[Saved data entries]
==*==
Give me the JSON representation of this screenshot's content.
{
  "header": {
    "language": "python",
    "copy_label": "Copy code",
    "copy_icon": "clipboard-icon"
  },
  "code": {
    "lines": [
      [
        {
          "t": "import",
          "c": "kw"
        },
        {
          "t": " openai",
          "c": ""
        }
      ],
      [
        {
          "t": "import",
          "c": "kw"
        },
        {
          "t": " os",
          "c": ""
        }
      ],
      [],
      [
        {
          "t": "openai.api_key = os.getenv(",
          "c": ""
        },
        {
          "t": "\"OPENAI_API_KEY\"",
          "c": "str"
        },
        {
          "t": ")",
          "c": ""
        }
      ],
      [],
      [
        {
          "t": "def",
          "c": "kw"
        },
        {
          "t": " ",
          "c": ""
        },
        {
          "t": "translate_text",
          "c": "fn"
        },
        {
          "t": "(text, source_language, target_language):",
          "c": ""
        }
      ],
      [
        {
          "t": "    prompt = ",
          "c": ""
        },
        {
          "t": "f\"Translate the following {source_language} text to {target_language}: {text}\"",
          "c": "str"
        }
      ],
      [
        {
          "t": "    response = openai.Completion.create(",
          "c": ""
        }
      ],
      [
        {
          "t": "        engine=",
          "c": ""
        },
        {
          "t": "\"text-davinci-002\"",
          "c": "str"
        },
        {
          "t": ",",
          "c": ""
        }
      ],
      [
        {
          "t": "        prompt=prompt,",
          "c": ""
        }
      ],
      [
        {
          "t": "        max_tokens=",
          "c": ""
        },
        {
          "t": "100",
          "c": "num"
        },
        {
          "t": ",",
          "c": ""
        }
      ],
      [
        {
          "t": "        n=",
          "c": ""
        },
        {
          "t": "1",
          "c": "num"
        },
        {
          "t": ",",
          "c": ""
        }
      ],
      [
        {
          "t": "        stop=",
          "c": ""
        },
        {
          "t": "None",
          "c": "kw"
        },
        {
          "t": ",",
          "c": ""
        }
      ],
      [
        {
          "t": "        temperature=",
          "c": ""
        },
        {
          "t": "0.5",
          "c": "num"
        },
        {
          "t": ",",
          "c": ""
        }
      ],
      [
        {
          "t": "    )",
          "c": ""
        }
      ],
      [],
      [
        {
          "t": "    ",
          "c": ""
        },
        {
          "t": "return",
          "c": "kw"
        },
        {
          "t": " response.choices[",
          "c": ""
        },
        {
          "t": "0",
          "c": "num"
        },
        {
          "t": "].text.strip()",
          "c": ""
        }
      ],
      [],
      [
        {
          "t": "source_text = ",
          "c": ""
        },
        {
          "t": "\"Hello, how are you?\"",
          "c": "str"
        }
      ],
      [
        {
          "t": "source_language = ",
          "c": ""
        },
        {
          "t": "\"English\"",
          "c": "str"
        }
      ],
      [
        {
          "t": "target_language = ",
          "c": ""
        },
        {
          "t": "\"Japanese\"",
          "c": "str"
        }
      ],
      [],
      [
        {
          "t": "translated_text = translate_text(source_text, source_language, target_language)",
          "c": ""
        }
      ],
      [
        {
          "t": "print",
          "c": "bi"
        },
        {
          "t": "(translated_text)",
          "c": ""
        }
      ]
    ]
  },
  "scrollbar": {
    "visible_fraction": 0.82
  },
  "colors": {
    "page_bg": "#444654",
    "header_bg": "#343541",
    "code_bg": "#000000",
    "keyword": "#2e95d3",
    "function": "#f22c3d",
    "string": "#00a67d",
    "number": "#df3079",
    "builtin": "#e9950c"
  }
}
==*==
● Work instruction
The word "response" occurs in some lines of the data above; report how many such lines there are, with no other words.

● Output for this task
2